    And greed is good, becuase the desire to acquire something leads to the productivity that results in wealth. And the more you want wealth, the better your product should be, and the cheaper it has to be. So we all gain from it.

    And as for Gordon Gekko, Michael Douglas classic character in 1987´s "Wall Street", going to prison, and he was the person who uttered the classic line... Well, Jesus said "Do to others what you would like them do to you" and he was murdered, so should we not do that? Intresting logic...

    Darius Aarya

  3. You ask why we have regulation. You say we shouldn't punish rational people because of a few irrational ones. Yet, this argument is ridiculous at best. We have laws in society for the very same reason. We have laws to protect the rational people from the irrational people. It is the exact same thing with market regulation.

    Now, to close, I would like to thank you for being such a condescending asshole. You don't even know how condescending you sound, I would guess, with your "sighs" and your "I don't take you seriously" statements. Good. At least we have it out in the open. Frankly, I think you are a complete twit with his head wedged firmly in the hole between his ass cheeks.

    It is precisely because people live with greed as a good that drive us into the problems we now face. And you comment about Gecko being murdered has absolutely nothing to do with any of the relevant points stated in the argument. You are so typically conservative it brings the bile to my lips. Your form of argumentation is to throw out completely random statements like "should we murder?" in order to garner agreement, thinking that this agreement somehow bolsters your overall argument, even though your argument is a pile if refuse.

    Talking to you is as meaningful as talking to a baboon, but not half as entertaining.

  4. *sigh* Dear Mark... Why so serious? First of all, I am not a conservative, and if you actually read some of the topics of the blog you have visited, you would realize how absurd the accusation is... FYI, I am a Libertarian.

    Well, actually laws and regulations aren´t at all similair. People with no intention of breaking the law is not affected by them, whereas anyone who runs a business is affected negatively by regualtions.

    Actually, it is not because people live with greed that we face the problems we are in right now. Not at all. It is because of regulations and bureaucratical interference with the market that we are where we are. Read up on it.

    And you really should read my statement about Gekko and Jesus again. I just show how your logic works when you wrote: "...and the person who said that went to prison."
    Jesus said we should treat others like we want to be treated, and he was murdered. Do you see my point? The point is that just because Gekko said "Greed is good" and then went to prison, doesn´t make the statement incorrect. So much for your logic...
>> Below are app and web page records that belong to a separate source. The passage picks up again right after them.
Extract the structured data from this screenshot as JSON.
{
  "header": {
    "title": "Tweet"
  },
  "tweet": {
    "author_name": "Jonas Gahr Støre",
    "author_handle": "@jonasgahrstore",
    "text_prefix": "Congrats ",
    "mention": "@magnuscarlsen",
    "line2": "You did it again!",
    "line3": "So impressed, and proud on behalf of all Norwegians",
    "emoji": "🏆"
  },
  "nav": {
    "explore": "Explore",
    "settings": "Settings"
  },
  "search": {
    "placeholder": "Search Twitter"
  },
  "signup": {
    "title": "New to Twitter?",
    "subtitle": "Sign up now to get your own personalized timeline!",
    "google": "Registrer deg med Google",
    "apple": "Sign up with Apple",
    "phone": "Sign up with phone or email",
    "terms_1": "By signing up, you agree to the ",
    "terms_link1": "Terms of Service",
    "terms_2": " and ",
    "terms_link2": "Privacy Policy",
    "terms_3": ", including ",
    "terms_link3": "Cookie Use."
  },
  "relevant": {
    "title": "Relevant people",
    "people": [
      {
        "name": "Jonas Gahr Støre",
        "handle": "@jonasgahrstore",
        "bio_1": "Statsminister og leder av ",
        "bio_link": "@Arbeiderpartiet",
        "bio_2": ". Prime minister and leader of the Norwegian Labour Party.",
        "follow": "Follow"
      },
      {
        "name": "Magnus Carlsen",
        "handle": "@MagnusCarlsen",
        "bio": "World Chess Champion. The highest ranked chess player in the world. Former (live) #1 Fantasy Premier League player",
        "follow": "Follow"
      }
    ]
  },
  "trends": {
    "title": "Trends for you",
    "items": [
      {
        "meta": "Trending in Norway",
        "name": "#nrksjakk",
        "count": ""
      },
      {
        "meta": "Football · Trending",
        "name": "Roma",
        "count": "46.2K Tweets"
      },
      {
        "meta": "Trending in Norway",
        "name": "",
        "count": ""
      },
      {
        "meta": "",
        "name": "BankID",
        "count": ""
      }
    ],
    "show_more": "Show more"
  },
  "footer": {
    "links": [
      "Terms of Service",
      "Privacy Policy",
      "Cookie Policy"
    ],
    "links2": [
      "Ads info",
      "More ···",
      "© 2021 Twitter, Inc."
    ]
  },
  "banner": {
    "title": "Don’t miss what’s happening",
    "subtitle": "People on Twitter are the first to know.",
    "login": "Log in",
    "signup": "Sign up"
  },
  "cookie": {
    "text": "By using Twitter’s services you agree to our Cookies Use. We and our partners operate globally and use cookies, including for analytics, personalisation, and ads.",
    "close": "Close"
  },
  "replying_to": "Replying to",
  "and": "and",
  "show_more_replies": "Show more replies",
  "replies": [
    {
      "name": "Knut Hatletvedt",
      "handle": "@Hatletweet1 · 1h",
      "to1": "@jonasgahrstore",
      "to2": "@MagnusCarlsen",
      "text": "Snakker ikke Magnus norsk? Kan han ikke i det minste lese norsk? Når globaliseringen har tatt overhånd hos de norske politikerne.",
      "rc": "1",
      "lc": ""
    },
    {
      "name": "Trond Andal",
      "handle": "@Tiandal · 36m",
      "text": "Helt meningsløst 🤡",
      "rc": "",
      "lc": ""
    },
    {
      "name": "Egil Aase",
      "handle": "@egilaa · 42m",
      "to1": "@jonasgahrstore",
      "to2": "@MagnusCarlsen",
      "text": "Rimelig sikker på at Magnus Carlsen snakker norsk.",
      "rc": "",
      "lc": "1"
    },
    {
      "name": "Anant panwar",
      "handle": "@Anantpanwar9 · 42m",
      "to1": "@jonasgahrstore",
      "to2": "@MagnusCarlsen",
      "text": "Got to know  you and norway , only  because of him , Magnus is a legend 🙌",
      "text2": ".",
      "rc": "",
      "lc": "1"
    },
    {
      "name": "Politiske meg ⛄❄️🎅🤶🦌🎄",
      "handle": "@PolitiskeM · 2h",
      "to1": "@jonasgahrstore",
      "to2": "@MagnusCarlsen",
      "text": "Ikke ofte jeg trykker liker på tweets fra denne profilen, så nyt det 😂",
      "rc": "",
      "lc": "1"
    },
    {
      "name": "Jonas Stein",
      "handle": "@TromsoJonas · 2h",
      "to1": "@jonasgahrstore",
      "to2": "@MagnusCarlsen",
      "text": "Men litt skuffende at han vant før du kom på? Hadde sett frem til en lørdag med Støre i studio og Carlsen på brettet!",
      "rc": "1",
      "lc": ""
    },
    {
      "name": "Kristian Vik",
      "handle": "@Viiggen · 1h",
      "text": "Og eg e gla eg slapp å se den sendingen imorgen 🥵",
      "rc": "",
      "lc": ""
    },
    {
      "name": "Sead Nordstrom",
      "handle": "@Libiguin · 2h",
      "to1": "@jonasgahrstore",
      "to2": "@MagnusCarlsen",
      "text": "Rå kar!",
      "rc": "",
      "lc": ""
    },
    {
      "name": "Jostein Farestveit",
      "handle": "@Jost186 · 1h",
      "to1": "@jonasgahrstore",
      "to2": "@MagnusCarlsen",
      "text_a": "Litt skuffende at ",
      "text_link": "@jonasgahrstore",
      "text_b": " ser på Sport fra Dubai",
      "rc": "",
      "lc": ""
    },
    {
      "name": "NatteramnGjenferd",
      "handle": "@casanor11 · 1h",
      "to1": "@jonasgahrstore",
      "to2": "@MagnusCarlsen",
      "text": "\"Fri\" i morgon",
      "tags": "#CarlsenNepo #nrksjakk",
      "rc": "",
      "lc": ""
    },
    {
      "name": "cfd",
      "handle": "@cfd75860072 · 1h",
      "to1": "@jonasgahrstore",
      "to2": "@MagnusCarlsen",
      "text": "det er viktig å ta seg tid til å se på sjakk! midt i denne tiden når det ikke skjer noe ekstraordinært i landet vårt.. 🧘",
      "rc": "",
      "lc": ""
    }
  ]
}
    And I would like to thank you! You said that you wanted us to live like Jesus and Buddha taught, but look at your last reply. Seems like a bit far away from what Jesus preached... Hmmm.... Or is it just the people who agree with YOU that deserve to be treated friendly?
    So, when even you, who preach to me that we should be living in a certain way, can´t follow your own ideas, what does that say about the idea? Fact of the matter is, we don´t need to love eachother, we don´t need to be kind (although it would be nice with both of these), as long as we trade with eachother! No two democracies have ever fought a war against eachother. England and France hate eachothers guts, but they trade and they flourish under it.

    Finally, your insults really don´t bite on me (not only because they were extremely lame). If you can´t handle a debate when the person you debate doesn´t agree with what you say, and is better at arguing his/her points, maybe you should think twice before getting in to one? Instead of crying like a six year old schoolboy and insulting with the same linguistic capacity as one?